Data extracts section start
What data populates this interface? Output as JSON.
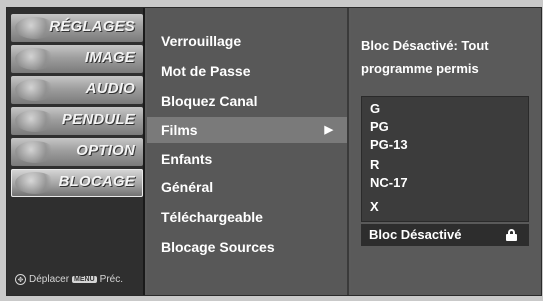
{
  "categories": [
    {
      "label": "RÉGLAGES",
      "active": false
    },
    {
      "label": "IMAGE",
      "active": false
    },
    {
      "label": "AUDIO",
      "active": false
    },
    {
      "label": "PENDULE",
      "active": false
    },
    {
      "label": "OPTION",
      "active": false
    },
    {
      "label": "BLOCAGE",
      "active": true
    }
  ],
  "help": {
    "move_icon": "dpad-icon",
    "move_label": "Déplacer",
    "menu_key": "MENU",
    "back_label": "Préc."
  },
  "menu": {
    "items": [
      {
        "label": "Verrouillage"
      },
      {
        "label": "Mot de Passe"
      },
      {
        "label": "Bloquez Canal"
      },
      {
        "label": "Films",
        "selected": true,
        "arrow": "▶"
      },
      {
        "label": "Enfants"
      },
      {
        "label": "Général"
      },
      {
        "label": "Téléchargeable"
      },
      {
        "label": "Blocage Sources"
      }
    ]
  },
  "right_panel": {
    "info_line1": "Bloc Désactivé: Tout",
    "info_line2": "programme permis",
    "ratings": [
      "G",
      "PG",
      "PG-13",
      "R",
      "NC-17",
      "X"
    ],
    "status_label": "Bloc Désactivé",
    "status_icon": "unlock-icon"
  },
  "colors": {
    "panel_bg": "#585858",
    "selected_bg": "#7a7a7a",
    "text": "#ffffff"
  }
}
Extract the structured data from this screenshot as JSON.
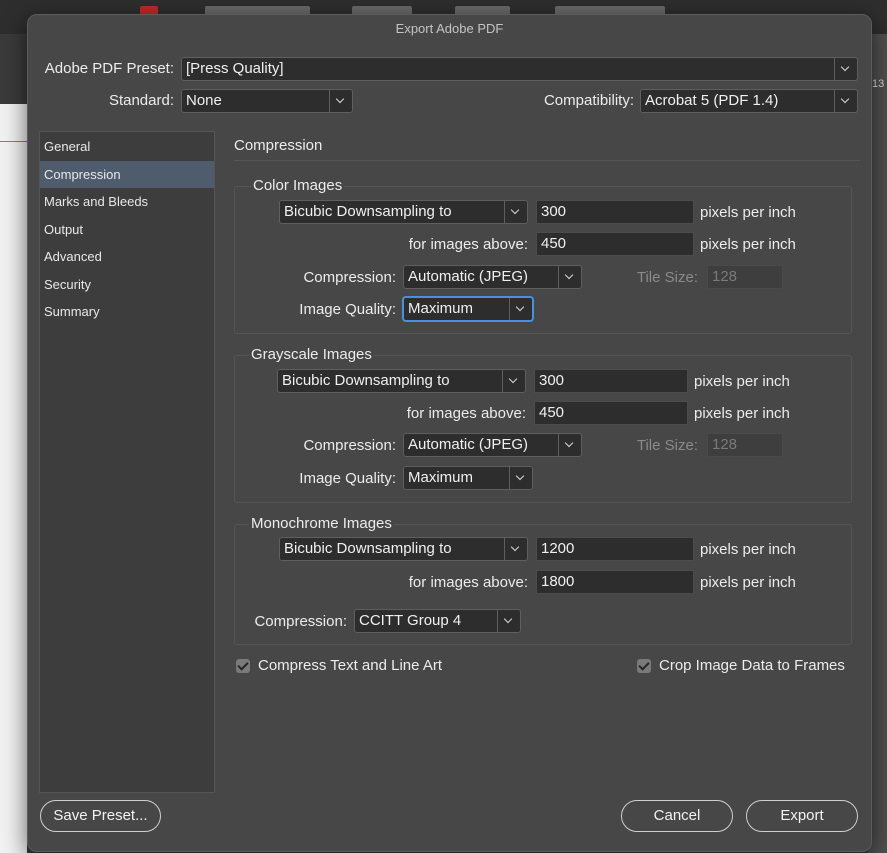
{
  "dialog": {
    "title": "Export Adobe PDF"
  },
  "background": {
    "ruler_number": "13"
  },
  "top": {
    "preset_label": "Adobe PDF Preset:",
    "preset_value": "[Press Quality]",
    "standard_label": "Standard:",
    "standard_value": "None",
    "compat_label": "Compatibility:",
    "compat_value": "Acrobat 5 (PDF 1.4)"
  },
  "sidebar": {
    "items": [
      {
        "label": "General"
      },
      {
        "label": "Compression"
      },
      {
        "label": "Marks and Bleeds"
      },
      {
        "label": "Output"
      },
      {
        "label": "Advanced"
      },
      {
        "label": "Security"
      },
      {
        "label": "Summary"
      }
    ],
    "selected_index": 1
  },
  "panel": {
    "title": "Compression"
  },
  "color_images": {
    "title": "Color Images",
    "sampling": "Bicubic Downsampling to",
    "ppi": "300",
    "ppi_unit": "pixels per inch",
    "above_label": "for images above:",
    "above": "450",
    "above_unit": "pixels per inch",
    "compression_label": "Compression:",
    "compression": "Automatic (JPEG)",
    "tile_label": "Tile Size:",
    "tile": "128",
    "quality_label": "Image Quality:",
    "quality": "Maximum"
  },
  "grayscale_images": {
    "title": "Grayscale Images",
    "sampling": "Bicubic Downsampling to",
    "ppi": "300",
    "ppi_unit": "pixels per inch",
    "above_label": "for images above:",
    "above": "450",
    "above_unit": "pixels per inch",
    "compression_label": "Compression:",
    "compression": "Automatic (JPEG)",
    "tile_label": "Tile Size:",
    "tile": "128",
    "quality_label": "Image Quality:",
    "quality": "Maximum"
  },
  "monochrome_images": {
    "title": "Monochrome Images",
    "sampling": "Bicubic Downsampling to",
    "ppi": "1200",
    "ppi_unit": "pixels per inch",
    "above_label": "for images above:",
    "above": "1800",
    "above_unit": "pixels per inch",
    "compression_label": "Compression:",
    "compression": "CCITT Group 4"
  },
  "options": {
    "compress_text": "Compress Text and Line Art",
    "compress_text_checked": true,
    "crop_image": "Crop Image Data to Frames",
    "crop_image_checked": true
  },
  "buttons": {
    "save_preset": "Save Preset...",
    "cancel": "Cancel",
    "export": "Export"
  },
  "colors": {
    "dialog_bg": "#474747",
    "selected_item": "#4e5c6e",
    "focus_ring": "#4a90e2"
  }
}
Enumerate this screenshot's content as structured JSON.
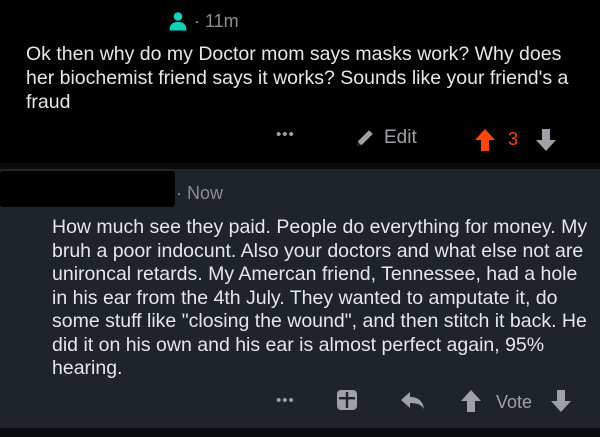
{
  "comment_own": {
    "timestamp": "· 11m",
    "body": "Ok then why do my Doctor mom says masks work? Why does her biochemist friend says it works? Sounds like your friend's a fraud",
    "more_label": "•••",
    "edit_label": "Edit",
    "score": "3",
    "upvote_color": "#ff4500"
  },
  "comment_reply": {
    "timestamp": "· Now",
    "body": "How much see they paid. People do everything for money. My bruh a poor indocunt. Also your doctors and what else not are unironcal retards. My Amercan friend, Tennessee, had a hole in his ear from the 4th July. They wanted to amputate it, do some stuff like \"closing the wound\", and then stitch it back. He did it on his own and his ear is almost perfect again, 95% hearing.",
    "more_label": "•••",
    "vote_label": "Vote"
  },
  "icons": [
    "user-icon",
    "more-icon",
    "pencil-icon",
    "upvote-icon",
    "downvote-icon",
    "award-icon",
    "reply-icon"
  ],
  "colors": {
    "own_bg": "#000000",
    "reply_bg": "#1f242b",
    "text": "#e4e6e8",
    "meta": "#8a8d91",
    "user_icon": "#0dd3bb"
  }
}
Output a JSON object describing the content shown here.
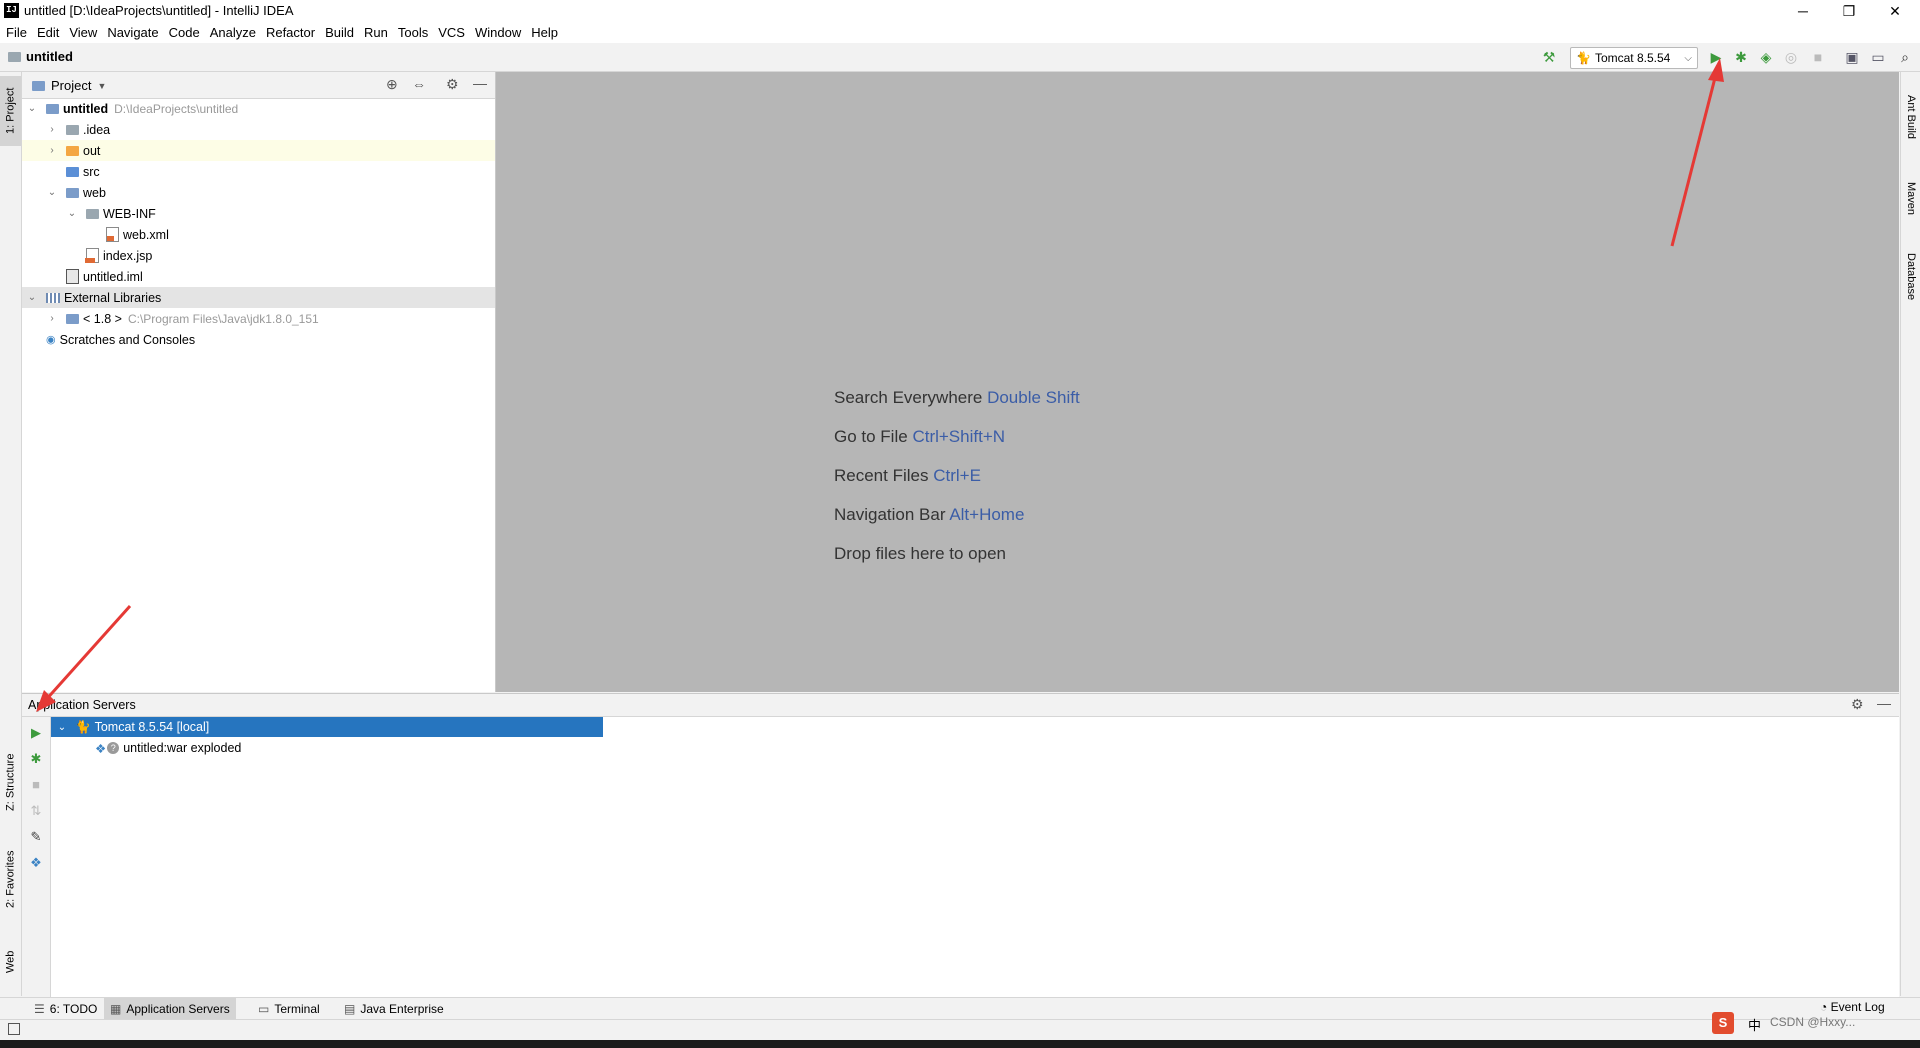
{
  "window": {
    "title": "untitled [D:\\IdeaProjects\\untitled] - IntelliJ IDEA",
    "logo_text": "IJ",
    "minimize": "─",
    "restore": "❐",
    "close": "✕"
  },
  "menu": [
    "File",
    "Edit",
    "View",
    "Navigate",
    "Code",
    "Analyze",
    "Refactor",
    "Build",
    "Run",
    "Tools",
    "VCS",
    "Window",
    "Help"
  ],
  "navbar": {
    "breadcrumb": "untitled",
    "run_config": "Tomcat 8.5.54"
  },
  "project_panel": {
    "title": "Project",
    "tree": [
      {
        "label": "untitled",
        "path": "D:\\IdeaProjects\\untitled",
        "arrow": "⌄",
        "depth": 0,
        "icon": "module-folder-icon",
        "bold": true
      },
      {
        "label": ".idea",
        "arrow": "›",
        "depth": 1,
        "icon": "folder-icon"
      },
      {
        "label": "out",
        "arrow": "›",
        "depth": 1,
        "icon": "excluded-folder-icon",
        "highlight": true
      },
      {
        "label": "src",
        "arrow": "",
        "depth": 1,
        "icon": "source-folder-icon"
      },
      {
        "label": "web",
        "arrow": "⌄",
        "depth": 1,
        "icon": "web-folder-icon"
      },
      {
        "label": "WEB-INF",
        "arrow": "⌄",
        "depth": 2,
        "icon": "folder-icon"
      },
      {
        "label": "web.xml",
        "arrow": "",
        "depth": 3,
        "icon": "xml-file-icon"
      },
      {
        "label": "index.jsp",
        "arrow": "",
        "depth": 2,
        "icon": "jsp-file-icon"
      },
      {
        "label": "untitled.iml",
        "arrow": "",
        "depth": 1,
        "icon": "iml-file-icon"
      },
      {
        "label": "External Libraries",
        "arrow": "⌄",
        "depth": 0,
        "icon": "library-icon",
        "selected_gray": true
      },
      {
        "label": "< 1.8 >",
        "path": "C:\\Program Files\\Java\\jdk1.8.0_151",
        "arrow": "›",
        "depth": 1,
        "icon": "jdk-folder-icon"
      },
      {
        "label": "Scratches and Consoles",
        "arrow": "",
        "depth": 0,
        "icon": "scratches-icon"
      }
    ]
  },
  "editor_hints": [
    {
      "text": "Search Everywhere",
      "key": "Double Shift"
    },
    {
      "text": "Go to File",
      "key": "Ctrl+Shift+N"
    },
    {
      "text": "Recent Files",
      "key": "Ctrl+E"
    },
    {
      "text": "Navigation Bar",
      "key": "Alt+Home"
    },
    {
      "text": "Drop files here to open",
      "key": ""
    }
  ],
  "left_stripe": {
    "project": "1: Project",
    "structure": "Z: Structure",
    "favorites": "2: Favorites",
    "web": "Web"
  },
  "right_stripe": {
    "ant": "Ant Build",
    "maven": "Maven",
    "database": "Database"
  },
  "app_servers": {
    "title": "Application Servers",
    "server": "Tomcat 8.5.54 [local]",
    "artifact": "untitled:war exploded"
  },
  "bottom_tabs": [
    {
      "label": "6: TODO",
      "icon": "☰",
      "active": false
    },
    {
      "label": "Application Servers",
      "icon": "▦",
      "active": true
    },
    {
      "label": "Terminal",
      "icon": "▭",
      "active": false
    },
    {
      "label": "Java Enterprise",
      "icon": "▤",
      "active": false
    }
  ],
  "status": {
    "event_log": "Event Log",
    "ime": "中",
    "watermark": "CSDN @Hxxy..."
  },
  "colors": {
    "selection": "#2675bf",
    "run_green": "#3d9a3d",
    "arrow_red": "#e53935",
    "link_blue": "#3b5da7"
  }
}
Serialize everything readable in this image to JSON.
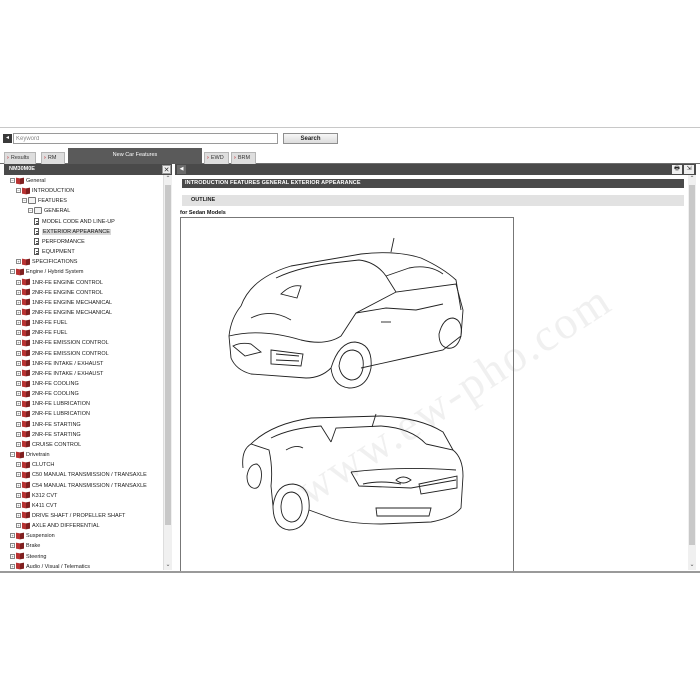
{
  "search": {
    "icon": "keyword-icon",
    "placeholder": "Keyword",
    "button_label": "Search"
  },
  "tabs": [
    {
      "label": "Results",
      "active": false
    },
    {
      "label": "RM",
      "active": false
    },
    {
      "label": "New Car Features",
      "active": true
    },
    {
      "label": "EWD",
      "active": false
    },
    {
      "label": "BRM",
      "active": false
    }
  ],
  "left_panel": {
    "title": "NM30M0E",
    "close_glyph": "✕"
  },
  "toolbar": {
    "collapse_glyph": "◀",
    "print_glyph": "🖶",
    "exit_glyph": "⇲"
  },
  "tree": [
    {
      "label": "General",
      "kind": "book",
      "expanded": true,
      "level": 0
    },
    {
      "label": "INTRODUCTION",
      "kind": "book",
      "expanded": true,
      "level": 1
    },
    {
      "label": "FEATURES",
      "kind": "openbook",
      "expanded": true,
      "level": 2
    },
    {
      "label": "GENERAL",
      "kind": "openbook",
      "expanded": true,
      "level": 3
    },
    {
      "label": "MODEL CODE AND LINE-UP",
      "kind": "doc",
      "level": 4
    },
    {
      "label": "EXTERIOR APPEARANCE",
      "kind": "doc",
      "level": 4,
      "selected": true
    },
    {
      "label": "PERFORMANCE",
      "kind": "doc",
      "level": 4
    },
    {
      "label": "EQUIPMENT",
      "kind": "doc",
      "level": 4
    },
    {
      "label": "SPECIFICATIONS",
      "kind": "book",
      "expanded": false,
      "level": 1
    },
    {
      "label": "Engine / Hybrid System",
      "kind": "book",
      "expanded": true,
      "level": 0
    },
    {
      "label": "1NR-FE ENGINE CONTROL",
      "kind": "book",
      "expanded": false,
      "level": 1
    },
    {
      "label": "2NR-FE ENGINE CONTROL",
      "kind": "book",
      "expanded": false,
      "level": 1
    },
    {
      "label": "1NR-FE ENGINE MECHANICAL",
      "kind": "book",
      "expanded": false,
      "level": 1
    },
    {
      "label": "2NR-FE ENGINE MECHANICAL",
      "kind": "book",
      "expanded": false,
      "level": 1
    },
    {
      "label": "1NR-FE FUEL",
      "kind": "book",
      "expanded": false,
      "level": 1
    },
    {
      "label": "2NR-FE FUEL",
      "kind": "book",
      "expanded": false,
      "level": 1
    },
    {
      "label": "1NR-FE EMISSION CONTROL",
      "kind": "book",
      "expanded": false,
      "level": 1
    },
    {
      "label": "2NR-FE EMISSION CONTROL",
      "kind": "book",
      "expanded": false,
      "level": 1
    },
    {
      "label": "1NR-FE INTAKE / EXHAUST",
      "kind": "book",
      "expanded": false,
      "level": 1
    },
    {
      "label": "2NR-FE INTAKE / EXHAUST",
      "kind": "book",
      "expanded": false,
      "level": 1
    },
    {
      "label": "1NR-FE COOLING",
      "kind": "book",
      "expanded": false,
      "level": 1
    },
    {
      "label": "2NR-FE COOLING",
      "kind": "book",
      "expanded": false,
      "level": 1
    },
    {
      "label": "1NR-FE LUBRICATION",
      "kind": "book",
      "expanded": false,
      "level": 1
    },
    {
      "label": "2NR-FE LUBRICATION",
      "kind": "book",
      "expanded": false,
      "level": 1
    },
    {
      "label": "1NR-FE STARTING",
      "kind": "book",
      "expanded": false,
      "level": 1
    },
    {
      "label": "2NR-FE STARTING",
      "kind": "book",
      "expanded": false,
      "level": 1
    },
    {
      "label": "CRUISE CONTROL",
      "kind": "book",
      "expanded": false,
      "level": 1
    },
    {
      "label": "Drivetrain",
      "kind": "book",
      "expanded": true,
      "level": 0
    },
    {
      "label": "CLUTCH",
      "kind": "book",
      "expanded": false,
      "level": 1
    },
    {
      "label": "C50 MANUAL TRANSMISSION / TRANSAXLE",
      "kind": "book",
      "expanded": false,
      "level": 1
    },
    {
      "label": "C54 MANUAL TRANSMISSION / TRANSAXLE",
      "kind": "book",
      "expanded": false,
      "level": 1
    },
    {
      "label": "K312 CVT",
      "kind": "book",
      "expanded": false,
      "level": 1
    },
    {
      "label": "K411 CVT",
      "kind": "book",
      "expanded": false,
      "level": 1
    },
    {
      "label": "DRIVE SHAFT / PROPELLER SHAFT",
      "kind": "book",
      "expanded": false,
      "level": 1
    },
    {
      "label": "AXLE AND DIFFERENTIAL",
      "kind": "book",
      "expanded": false,
      "level": 1
    },
    {
      "label": "Suspension",
      "kind": "book",
      "expanded": false,
      "level": 0
    },
    {
      "label": "Brake",
      "kind": "book",
      "expanded": false,
      "level": 0
    },
    {
      "label": "Steering",
      "kind": "book",
      "expanded": false,
      "level": 0
    },
    {
      "label": "Audio / Visual / Telematics",
      "kind": "book",
      "expanded": false,
      "level": 0
    }
  ],
  "content": {
    "breadcrumb": "INTRODUCTION  FEATURES  GENERAL  EXTERIOR APPEARANCE",
    "section": "OUTLINE",
    "caption": "for Sedan Models"
  },
  "watermark": "www.ew-pho.com",
  "colors": {
    "header_bg": "#4a4a4a",
    "tab_active": "#5a5a5a",
    "book_red": "#b83232"
  }
}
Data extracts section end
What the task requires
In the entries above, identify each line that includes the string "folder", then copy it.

Answer to the exercise
        "icon": "module-folder-icon",
        "icon": "folder-icon"
        "icon": "excluded-folder-icon",
        "icon": "source-folder-icon"
        "icon": "web-folder-icon"
        "icon": "folder-icon"
        "icon": "jdk-folder-icon"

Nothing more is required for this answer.